■ **Task details**
Every line containing the string "mouse" should be returned from the records.

▼

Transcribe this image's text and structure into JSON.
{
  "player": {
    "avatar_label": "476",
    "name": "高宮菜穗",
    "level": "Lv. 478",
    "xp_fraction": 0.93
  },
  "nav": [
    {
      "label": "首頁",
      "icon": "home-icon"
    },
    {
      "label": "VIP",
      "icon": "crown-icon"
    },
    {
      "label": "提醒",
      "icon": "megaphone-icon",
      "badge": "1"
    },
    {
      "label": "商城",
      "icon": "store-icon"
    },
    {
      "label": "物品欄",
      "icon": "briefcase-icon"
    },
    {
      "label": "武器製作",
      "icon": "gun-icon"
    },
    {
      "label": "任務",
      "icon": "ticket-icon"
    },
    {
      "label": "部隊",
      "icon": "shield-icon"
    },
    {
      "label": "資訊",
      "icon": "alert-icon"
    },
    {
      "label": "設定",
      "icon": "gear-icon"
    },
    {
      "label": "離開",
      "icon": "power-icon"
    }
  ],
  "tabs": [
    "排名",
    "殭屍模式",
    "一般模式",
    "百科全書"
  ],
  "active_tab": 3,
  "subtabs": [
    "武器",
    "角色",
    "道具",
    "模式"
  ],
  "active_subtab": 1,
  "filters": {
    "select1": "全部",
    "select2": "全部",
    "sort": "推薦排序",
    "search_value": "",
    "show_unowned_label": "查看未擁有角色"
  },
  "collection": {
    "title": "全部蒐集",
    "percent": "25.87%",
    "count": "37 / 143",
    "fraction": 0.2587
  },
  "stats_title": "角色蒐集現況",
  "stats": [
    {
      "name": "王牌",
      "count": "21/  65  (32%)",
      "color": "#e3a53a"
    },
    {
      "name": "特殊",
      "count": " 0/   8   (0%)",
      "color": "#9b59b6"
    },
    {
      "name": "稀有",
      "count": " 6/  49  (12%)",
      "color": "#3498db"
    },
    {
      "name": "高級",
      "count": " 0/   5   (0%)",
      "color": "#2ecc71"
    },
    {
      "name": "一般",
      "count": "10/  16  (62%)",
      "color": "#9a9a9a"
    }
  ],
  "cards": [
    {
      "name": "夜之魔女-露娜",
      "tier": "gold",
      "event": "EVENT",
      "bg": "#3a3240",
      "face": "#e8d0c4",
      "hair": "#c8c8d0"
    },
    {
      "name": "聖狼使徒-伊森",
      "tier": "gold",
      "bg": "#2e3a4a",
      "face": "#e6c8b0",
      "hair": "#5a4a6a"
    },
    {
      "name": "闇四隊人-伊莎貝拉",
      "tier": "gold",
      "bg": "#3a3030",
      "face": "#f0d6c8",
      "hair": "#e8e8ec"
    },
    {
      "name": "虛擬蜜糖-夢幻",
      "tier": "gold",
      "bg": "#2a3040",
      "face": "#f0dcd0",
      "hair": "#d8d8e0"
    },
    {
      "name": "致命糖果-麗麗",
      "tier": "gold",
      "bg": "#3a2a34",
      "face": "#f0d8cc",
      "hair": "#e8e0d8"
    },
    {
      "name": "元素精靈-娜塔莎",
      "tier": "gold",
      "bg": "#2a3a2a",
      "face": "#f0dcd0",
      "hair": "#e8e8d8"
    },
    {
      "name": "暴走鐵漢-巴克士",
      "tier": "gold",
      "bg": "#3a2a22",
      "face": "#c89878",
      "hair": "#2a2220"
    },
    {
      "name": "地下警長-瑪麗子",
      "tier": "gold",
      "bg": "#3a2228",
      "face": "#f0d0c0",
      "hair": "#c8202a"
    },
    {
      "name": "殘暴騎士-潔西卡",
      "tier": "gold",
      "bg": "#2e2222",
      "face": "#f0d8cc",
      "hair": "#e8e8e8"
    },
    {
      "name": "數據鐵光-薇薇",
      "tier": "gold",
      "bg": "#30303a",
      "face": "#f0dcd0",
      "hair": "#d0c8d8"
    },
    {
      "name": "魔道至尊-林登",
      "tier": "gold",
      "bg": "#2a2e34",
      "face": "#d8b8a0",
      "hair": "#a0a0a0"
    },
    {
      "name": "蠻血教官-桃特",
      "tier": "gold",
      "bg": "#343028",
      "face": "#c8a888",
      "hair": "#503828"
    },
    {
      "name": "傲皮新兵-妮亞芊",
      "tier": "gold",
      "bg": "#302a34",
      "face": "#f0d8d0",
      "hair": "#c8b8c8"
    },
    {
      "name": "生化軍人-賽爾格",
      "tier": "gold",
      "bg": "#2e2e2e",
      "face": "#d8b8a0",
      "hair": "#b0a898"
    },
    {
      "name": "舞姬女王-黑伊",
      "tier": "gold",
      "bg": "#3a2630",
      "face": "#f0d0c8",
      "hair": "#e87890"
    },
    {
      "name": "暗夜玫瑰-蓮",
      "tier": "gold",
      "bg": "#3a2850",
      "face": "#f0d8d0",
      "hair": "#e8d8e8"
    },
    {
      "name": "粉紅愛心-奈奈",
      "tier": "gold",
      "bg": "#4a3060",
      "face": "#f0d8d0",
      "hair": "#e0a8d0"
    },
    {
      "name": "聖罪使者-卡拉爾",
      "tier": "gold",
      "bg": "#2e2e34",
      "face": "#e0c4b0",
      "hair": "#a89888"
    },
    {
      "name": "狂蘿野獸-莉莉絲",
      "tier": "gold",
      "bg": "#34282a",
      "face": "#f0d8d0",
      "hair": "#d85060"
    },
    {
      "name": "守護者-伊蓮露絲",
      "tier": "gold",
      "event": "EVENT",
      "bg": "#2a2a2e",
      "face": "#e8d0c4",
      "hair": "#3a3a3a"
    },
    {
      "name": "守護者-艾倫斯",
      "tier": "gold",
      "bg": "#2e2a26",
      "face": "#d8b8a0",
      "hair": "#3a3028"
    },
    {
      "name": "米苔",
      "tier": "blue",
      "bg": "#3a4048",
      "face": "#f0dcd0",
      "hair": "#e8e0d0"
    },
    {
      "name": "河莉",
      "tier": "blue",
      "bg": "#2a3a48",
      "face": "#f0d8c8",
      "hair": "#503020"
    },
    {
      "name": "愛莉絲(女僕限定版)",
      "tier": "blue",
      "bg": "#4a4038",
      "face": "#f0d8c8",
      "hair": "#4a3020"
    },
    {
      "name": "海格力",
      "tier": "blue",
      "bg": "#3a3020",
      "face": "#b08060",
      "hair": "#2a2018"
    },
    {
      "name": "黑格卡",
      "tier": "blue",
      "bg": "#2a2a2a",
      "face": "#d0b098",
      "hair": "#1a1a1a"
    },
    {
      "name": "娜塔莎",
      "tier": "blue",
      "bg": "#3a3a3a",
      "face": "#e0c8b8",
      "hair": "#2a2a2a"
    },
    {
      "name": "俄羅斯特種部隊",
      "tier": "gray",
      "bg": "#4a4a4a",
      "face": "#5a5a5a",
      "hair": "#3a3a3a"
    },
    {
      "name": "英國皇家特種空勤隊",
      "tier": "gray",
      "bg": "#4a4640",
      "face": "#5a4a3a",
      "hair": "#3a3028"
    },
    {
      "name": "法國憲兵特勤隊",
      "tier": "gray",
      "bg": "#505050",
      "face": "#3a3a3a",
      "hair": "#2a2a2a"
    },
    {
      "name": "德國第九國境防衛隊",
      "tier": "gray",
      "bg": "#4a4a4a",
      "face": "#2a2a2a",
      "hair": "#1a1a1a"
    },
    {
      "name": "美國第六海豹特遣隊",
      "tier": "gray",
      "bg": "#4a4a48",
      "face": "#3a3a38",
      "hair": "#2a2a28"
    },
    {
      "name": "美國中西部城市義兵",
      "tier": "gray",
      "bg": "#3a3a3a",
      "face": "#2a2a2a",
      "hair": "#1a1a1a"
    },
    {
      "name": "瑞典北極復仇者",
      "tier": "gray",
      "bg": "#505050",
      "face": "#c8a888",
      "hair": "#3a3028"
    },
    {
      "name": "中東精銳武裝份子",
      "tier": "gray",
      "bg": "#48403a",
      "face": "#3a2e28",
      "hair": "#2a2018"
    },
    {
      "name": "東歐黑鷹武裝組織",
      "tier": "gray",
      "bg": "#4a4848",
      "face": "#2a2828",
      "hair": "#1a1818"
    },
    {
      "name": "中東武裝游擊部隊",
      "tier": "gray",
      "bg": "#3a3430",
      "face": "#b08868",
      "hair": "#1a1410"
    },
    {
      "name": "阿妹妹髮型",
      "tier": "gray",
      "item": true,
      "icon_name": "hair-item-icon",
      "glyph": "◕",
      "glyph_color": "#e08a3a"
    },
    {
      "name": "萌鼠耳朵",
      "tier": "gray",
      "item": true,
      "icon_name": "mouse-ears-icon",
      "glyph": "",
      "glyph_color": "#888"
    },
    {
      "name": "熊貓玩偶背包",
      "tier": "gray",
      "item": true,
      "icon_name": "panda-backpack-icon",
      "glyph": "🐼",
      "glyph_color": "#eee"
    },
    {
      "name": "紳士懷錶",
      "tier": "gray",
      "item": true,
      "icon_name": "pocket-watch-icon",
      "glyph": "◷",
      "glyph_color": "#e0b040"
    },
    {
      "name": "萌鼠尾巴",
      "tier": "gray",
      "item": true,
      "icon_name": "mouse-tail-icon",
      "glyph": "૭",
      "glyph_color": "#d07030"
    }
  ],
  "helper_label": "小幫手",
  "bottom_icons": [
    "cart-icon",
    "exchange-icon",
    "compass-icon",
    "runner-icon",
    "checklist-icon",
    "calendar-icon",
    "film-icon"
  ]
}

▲

■ **Your solution**
      "icon_name": "mouse-ears-icon",
      "icon_name": "mouse-tail-icon",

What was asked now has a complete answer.